Action item »
The answer must consist of the records, repeated exactly.

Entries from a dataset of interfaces
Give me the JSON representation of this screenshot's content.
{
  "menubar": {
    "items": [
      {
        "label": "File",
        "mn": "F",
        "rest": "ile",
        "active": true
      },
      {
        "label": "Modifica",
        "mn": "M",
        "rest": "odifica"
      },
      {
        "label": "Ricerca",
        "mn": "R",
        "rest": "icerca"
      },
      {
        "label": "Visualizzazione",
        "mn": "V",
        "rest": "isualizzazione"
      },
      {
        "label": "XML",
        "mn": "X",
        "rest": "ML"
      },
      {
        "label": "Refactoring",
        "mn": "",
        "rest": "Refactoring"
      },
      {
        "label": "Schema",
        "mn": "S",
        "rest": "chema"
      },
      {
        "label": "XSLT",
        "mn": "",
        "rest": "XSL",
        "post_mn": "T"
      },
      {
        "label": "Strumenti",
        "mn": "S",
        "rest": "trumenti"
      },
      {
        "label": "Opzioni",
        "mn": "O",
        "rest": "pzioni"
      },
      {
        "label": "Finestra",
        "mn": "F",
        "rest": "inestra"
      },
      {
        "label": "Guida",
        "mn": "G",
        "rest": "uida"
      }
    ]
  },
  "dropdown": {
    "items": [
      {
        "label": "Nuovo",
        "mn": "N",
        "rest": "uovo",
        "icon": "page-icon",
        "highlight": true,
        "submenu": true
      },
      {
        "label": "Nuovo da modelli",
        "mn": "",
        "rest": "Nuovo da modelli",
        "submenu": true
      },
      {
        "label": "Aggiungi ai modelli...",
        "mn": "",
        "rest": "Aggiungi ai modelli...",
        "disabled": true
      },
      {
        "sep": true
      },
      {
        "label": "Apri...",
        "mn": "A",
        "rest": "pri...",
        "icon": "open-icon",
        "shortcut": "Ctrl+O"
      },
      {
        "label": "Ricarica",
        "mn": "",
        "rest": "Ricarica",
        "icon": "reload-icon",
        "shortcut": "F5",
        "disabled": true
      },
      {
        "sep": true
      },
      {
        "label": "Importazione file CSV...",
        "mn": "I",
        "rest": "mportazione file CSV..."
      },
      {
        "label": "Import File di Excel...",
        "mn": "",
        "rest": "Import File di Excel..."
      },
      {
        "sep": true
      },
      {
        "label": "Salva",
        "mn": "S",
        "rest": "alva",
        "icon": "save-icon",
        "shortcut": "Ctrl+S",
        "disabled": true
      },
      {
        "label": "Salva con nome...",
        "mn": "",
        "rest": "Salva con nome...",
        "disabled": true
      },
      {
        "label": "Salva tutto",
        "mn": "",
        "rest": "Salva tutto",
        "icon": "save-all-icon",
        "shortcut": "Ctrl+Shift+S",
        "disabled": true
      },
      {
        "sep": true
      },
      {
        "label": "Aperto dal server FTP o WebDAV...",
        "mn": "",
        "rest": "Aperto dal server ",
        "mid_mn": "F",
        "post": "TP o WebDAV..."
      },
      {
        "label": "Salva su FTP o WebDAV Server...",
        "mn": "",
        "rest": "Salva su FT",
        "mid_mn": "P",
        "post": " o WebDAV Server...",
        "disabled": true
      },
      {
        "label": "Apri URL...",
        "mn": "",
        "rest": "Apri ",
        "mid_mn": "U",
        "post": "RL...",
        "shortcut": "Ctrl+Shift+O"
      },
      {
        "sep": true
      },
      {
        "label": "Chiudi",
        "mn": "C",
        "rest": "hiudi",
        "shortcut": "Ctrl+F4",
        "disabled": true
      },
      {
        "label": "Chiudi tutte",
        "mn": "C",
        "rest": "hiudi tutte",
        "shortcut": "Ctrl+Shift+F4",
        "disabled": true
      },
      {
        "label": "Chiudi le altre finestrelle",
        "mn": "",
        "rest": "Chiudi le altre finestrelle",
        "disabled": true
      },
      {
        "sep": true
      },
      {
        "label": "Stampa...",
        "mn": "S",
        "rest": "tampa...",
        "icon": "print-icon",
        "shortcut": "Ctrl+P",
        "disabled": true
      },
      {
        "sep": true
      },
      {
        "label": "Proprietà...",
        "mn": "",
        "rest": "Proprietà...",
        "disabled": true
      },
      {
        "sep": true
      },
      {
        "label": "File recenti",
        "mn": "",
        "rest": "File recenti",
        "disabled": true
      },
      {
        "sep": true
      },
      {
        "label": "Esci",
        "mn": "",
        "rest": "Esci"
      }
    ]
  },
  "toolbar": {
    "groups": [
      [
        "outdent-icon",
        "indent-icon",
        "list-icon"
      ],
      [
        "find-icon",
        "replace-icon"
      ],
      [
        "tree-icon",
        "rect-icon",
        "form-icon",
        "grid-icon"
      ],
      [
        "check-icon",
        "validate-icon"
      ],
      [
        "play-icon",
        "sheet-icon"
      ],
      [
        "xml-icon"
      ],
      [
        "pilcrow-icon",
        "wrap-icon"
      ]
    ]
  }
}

Solution to this problem »
Give me the JSON representation of this screenshot's content.
{
  "menubar": {
    "items": [
      {
        "label": "File",
        "mn": "F",
        "rest": "ile",
        "active": true
      },
      {
        "label": "Modifica",
        "mn": "M",
        "rest": "odifica"
      },
      {
        "label": "Ricerca",
        "mn": "R",
        "rest": "icerca"
      },
      {
        "label": "Visualizzazione",
        "mn": "V",
        "rest": "isualizzazione"
      },
      {
        "label": "XML",
        "mn": "X",
        "rest": "ML"
      },
      {
        "label": "Refactoring",
        "mn": "",
        "rest": "Refactoring"
      },
      {
        "label": "Schema",
        "mn": "S",
        "rest": "chema"
      },
      {
        "label": "XSLT",
        "mn": "",
        "rest": "XSL",
        "post_mn": "T"
      },
      {
        "label": "Strumenti",
        "mn": "S",
        "rest": "trumenti"
      },
      {
        "label": "Opzioni",
        "mn": "O",
        "rest": "pzioni"
      },
      {
        "label": "Finestra",
        "mn": "F",
        "rest": "inestra"
      },
      {
        "label": "Guida",
        "mn": "G",
        "rest": "uida"
      }
    ]
  },
  "dropdown": {
    "items": [
      {
        "label": "Nuovo",
        "mn": "N",
        "rest": "uovo",
        "icon": "page-icon",
        "highlight": true,
        "submenu": true
      },
      {
        "label": "Nuovo da modelli",
        "mn": "",
        "rest": "Nuovo da modelli",
        "submenu": true
      },
      {
        "label": "Aggiungi ai modelli...",
        "mn": "",
        "rest": "Aggiungi ai modelli...",
        "disabled": true
      },
      {
        "sep": true
      },
      {
        "label": "Apri...",
        "mn": "A",
        "rest": "pri...",
        "icon": "open-icon",
        "shortcut": "Ctrl+O"
      },
      {
        "label": "Ricarica",
        "mn": "",
        "rest": "Ricarica",
        "icon": "reload-icon",
        "shortcut": "F5",
        "disabled": true
      },
      {
        "sep": true
      },
      {
        "label": "Importazione file CSV...",
        "mn": "I",
        "rest": "mportazione file CSV..."
      },
      {
        "label": "Import File di Excel...",
        "mn": "",
        "rest": "Import File di Excel..."
      },
      {
        "sep": true
      },
      {
        "label": "Salva",
        "mn": "S",
        "rest": "alva",
        "icon": "save-icon",
        "shortcut": "Ctrl+S",
        "disabled": true
      },
      {
        "label": "Salva con nome...",
        "mn": "",
        "rest": "Salva con nome...",
        "disabled": true
      },
      {
        "label": "Salva tutto",
        "mn": "",
        "rest": "Salva tutto",
        "icon": "save-all-icon",
        "shortcut": "Ctrl+Shift+S",
        "disabled": true
      },
      {
        "sep": true
      },
      {
        "label": "Aperto dal server FTP o WebDAV...",
        "mn": "",
        "rest": "Aperto dal server ",
        "mid_mn": "F",
        "post": "TP o WebDAV..."
      },
      {
        "label": "Salva su FTP o WebDAV Server...",
        "mn": "",
        "rest": "Salva su FT",
        "mid_mn": "P",
        "post": " o WebDAV Server...",
        "disabled": true
      },
      {
        "label": "Apri URL...",
        "mn": "",
        "rest": "Apri ",
        "mid_mn": "U",
        "post": "RL...",
        "shortcut": "Ctrl+Shift+O"
      },
      {
        "sep": true
      },
      {
        "label": "Chiudi",
        "mn": "C",
        "rest": "hiudi",
        "shortcut": "Ctrl+F4",
        "disabled": true
      },
      {
        "label": "Chiudi tutte",
        "mn": "C",
        "rest": "hiudi tutte",
        "shortcut": "Ctrl+Shift+F4",
        "disabled": true
      },
      {
        "label": "Chiudi le altre finestrelle",
        "mn": "",
        "rest": "Chiudi le altre finestrelle",
        "disabled": true
      },
      {
        "sep": true
      },
      {
        "label": "Stampa...",
        "mn": "S",
        "rest": "tampa...",
        "icon": "print-icon",
        "shortcut": "Ctrl+P",
        "disabled": true
      },
      {
        "sep": true
      },
      {
        "label": "Proprietà...",
        "mn": "",
        "rest": "Proprietà...",
        "disabled": true
      },
      {
        "sep": true
      },
      {
        "label": "File recenti",
        "mn": "",
        "rest": "File recenti",
        "disabled": true
      },
      {
        "sep": true
      },
      {
        "label": "Esci",
        "mn": "",
        "rest": "Esci"
      }
    ]
  },
  "toolbar": {
    "groups": [
      [
        "outdent-icon",
        "indent-icon",
        "list-icon"
      ],
      [
        "find-icon",
        "replace-icon"
      ],
      [
        "tree-icon",
        "rect-icon",
        "form-icon",
        "grid-icon"
      ],
      [
        "check-icon",
        "validate-icon"
      ],
      [
        "play-icon",
        "sheet-icon"
      ],
      [
        "xml-icon"
      ],
      [
        "pilcrow-icon",
        "wrap-icon"
      ]
    ]
  }
}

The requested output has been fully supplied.